Recently I wore Specs during a Chicago birthday bar crawl, capturing scenes that I’d never have filmed with my phone. Walking into each dive felt Scorsese-esque as I filmed it, as if I was shooting my own Goodfellas, but grittier. With both of my hands free to stuff my face, I captured a late-night tamale run as a tube of masa flying right below the camera. If I wanted a selfie, I had to have one of those cinematic moments of staring placidly into a bathroom mirror. Unlike Google Glass, which prompted “Glasshole” bans at New York and San Francisco bars, Specs are designed to be nonthreatening. (A playfully twirling LED light broadcasts that they’re filming.)

Spectacles ingeniously package this face camera into something that people might actually want to wear. “It’s a classic shape reinvented,” says fashion designer Rebecca Minkoff of the Ray-Ban–inspired shades, which come in black, coral, and teal. She thought Glass was hideous, but compares Spectacles to a party dress or shoes, an overt piece of flair that calls attention to its intent rather than hiding it.

Specs, which Snap conspicuously branded a “toy” when it announced them last fall, are likely just the first physical camera that the company will introduce. Reports have circulated that it has considered other forms of wearable cameras, as well as drones. Snap has already tested selling a number of pieces of official merchandise, such as beach towels and backpacks, that hint at how the company thinks about bridging the real and digital worlds. When Snapchat introduced official playing cards, they were more or less a normal deck of cards, save for one thing: They came with instructions for a game called SnapKings. To play, a group of friends in the same room sets the cards on the table, but the game unfolds on Snapchat itself. If you draw a 3, you are instructed to “Snap yourself while making your grossest selfie face.” If you pull out a 9, you have to “Bust a rhyme for a 10-second Snap.” Much as with lenses, the cards initiate a Snap session, transforming a mellow Friday night into fodder for an expanding universe of good times.

Kenny Mitchell: “Part of what differentiates Snap Ads is its immersiveness. It’s full-screen with sound on.”[Photo: Lyndon French]

Despite Snap’s relentless creativity and distinct perspective, its future success isn’t assured. Facebook has been rapidly adding Snapchat-like features into Facebook, Whats­App, and, most notably, Instagram. The rise of Instagram Stories, the 24-hour video-sharing tool that blatantly mimics Snapchat Stories, precipitated Snap’s decision to pursue an IPO, according to one source. “It definitely caught them off guard,” says a person who does business with Snap. “It’s a huge threat.” With Facebook trying to choke off its rival’s global expansion, investors could also inhibit Snap’s progress by dogging its stock if user and revenue growth don’t exceed the high bar Facebook set for social media.

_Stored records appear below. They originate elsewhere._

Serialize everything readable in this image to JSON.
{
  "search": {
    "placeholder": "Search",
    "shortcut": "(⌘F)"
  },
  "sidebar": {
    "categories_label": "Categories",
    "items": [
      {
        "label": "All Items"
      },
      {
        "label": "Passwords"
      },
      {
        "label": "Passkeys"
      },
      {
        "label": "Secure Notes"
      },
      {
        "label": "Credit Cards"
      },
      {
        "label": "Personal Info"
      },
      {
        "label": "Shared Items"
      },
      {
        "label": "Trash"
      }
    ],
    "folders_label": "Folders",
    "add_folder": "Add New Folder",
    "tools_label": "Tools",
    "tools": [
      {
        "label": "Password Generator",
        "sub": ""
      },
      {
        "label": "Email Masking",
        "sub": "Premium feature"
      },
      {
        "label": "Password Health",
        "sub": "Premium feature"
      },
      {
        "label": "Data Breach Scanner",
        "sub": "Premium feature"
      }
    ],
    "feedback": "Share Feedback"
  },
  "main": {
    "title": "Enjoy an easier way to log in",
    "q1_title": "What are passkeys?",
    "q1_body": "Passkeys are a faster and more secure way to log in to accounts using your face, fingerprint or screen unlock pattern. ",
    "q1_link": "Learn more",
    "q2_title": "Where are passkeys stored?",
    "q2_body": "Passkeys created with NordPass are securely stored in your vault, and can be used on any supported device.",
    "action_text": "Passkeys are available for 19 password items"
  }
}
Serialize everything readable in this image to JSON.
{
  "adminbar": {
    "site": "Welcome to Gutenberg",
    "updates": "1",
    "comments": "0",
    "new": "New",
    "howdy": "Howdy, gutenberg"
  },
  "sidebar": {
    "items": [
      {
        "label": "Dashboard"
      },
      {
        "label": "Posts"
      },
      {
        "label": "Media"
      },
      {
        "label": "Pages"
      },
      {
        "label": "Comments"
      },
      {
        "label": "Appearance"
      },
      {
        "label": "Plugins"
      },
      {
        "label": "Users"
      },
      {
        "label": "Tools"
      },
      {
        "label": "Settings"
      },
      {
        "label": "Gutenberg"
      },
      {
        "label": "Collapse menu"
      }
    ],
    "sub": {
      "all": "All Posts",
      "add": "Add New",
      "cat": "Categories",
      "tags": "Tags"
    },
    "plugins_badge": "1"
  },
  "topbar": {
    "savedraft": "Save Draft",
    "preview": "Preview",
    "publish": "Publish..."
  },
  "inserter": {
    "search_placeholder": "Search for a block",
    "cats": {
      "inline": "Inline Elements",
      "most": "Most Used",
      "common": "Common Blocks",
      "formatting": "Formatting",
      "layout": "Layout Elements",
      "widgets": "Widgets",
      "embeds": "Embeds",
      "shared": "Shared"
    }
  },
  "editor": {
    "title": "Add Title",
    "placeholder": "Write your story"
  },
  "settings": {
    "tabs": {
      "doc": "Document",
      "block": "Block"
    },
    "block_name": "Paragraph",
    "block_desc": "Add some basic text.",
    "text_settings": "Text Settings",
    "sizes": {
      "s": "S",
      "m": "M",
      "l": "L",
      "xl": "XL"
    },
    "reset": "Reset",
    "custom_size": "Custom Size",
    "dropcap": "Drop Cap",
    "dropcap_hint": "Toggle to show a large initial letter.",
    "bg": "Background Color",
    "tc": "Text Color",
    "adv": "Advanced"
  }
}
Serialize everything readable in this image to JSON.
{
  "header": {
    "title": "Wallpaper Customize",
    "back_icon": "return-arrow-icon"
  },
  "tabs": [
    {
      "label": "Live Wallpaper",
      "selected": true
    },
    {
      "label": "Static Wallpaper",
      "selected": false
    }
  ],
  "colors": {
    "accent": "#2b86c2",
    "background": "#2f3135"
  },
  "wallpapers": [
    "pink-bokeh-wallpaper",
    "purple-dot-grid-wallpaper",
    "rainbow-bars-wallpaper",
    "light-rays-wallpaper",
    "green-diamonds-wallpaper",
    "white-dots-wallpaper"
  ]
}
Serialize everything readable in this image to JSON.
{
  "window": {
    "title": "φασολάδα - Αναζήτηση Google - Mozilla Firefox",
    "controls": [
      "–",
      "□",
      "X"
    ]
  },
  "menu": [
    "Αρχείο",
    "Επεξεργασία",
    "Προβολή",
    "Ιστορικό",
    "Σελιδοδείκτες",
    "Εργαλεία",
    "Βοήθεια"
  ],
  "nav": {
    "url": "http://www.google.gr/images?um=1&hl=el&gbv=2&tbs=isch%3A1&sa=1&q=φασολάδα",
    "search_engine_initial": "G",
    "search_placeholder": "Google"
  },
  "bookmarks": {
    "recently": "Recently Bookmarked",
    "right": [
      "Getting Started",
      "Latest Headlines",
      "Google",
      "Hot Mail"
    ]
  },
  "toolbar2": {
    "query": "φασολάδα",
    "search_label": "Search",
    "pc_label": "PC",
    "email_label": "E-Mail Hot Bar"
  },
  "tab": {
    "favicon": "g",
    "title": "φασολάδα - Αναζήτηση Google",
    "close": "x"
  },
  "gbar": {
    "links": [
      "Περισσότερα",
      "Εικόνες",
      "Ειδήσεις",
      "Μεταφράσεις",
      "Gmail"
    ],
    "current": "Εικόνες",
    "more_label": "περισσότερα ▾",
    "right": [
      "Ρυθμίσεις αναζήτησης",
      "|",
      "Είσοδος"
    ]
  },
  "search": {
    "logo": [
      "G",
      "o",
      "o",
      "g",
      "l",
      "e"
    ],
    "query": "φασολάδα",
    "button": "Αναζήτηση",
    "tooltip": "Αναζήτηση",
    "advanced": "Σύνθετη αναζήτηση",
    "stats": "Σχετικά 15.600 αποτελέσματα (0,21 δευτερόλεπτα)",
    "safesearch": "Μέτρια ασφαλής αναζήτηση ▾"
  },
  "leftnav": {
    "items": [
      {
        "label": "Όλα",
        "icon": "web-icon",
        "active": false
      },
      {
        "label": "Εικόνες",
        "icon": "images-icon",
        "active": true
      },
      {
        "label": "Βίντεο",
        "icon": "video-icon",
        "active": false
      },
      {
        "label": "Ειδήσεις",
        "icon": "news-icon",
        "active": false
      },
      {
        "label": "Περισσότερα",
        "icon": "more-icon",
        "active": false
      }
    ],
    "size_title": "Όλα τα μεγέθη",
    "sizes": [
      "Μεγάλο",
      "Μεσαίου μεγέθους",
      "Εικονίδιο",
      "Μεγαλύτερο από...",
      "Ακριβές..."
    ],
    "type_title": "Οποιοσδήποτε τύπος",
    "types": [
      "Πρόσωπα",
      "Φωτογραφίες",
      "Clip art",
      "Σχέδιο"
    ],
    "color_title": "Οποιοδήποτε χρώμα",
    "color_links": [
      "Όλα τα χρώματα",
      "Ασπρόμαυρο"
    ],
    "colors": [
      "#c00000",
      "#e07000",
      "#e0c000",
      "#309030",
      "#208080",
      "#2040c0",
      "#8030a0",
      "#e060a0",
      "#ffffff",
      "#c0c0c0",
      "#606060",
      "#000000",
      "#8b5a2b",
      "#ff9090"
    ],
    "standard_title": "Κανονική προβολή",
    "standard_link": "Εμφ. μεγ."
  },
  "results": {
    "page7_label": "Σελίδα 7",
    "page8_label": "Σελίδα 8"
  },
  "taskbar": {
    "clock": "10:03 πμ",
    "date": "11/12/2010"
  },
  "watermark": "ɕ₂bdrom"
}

But Spiegel and company understand instinctually that power has shifted. The kids know what they’re doing. They know what they like. And Snap isn’t afraid to tell media companies and advertisers, Hey, shoot this more like the kids do. What those career baseball broadcasters missed as they jeered the Alpha Chi sisters? Those duck-faced women were now the ones in control of the cameras, and they have countless stories to tell.


Additional reporting/writing by Jeff Beer, Claire Dodson, and Nicole LaPorte.

This article is part of our coverage of the World’s Most Innovative Companies of 2017.

About the author

Mark Wilson is a senior writer at Fast Company who has written about design, technology, and culture for almost 15 years. His work has appeared at Gizmodo, Kotaku, PopMech, PopSci, Esquire, American Photo and Lucky Peach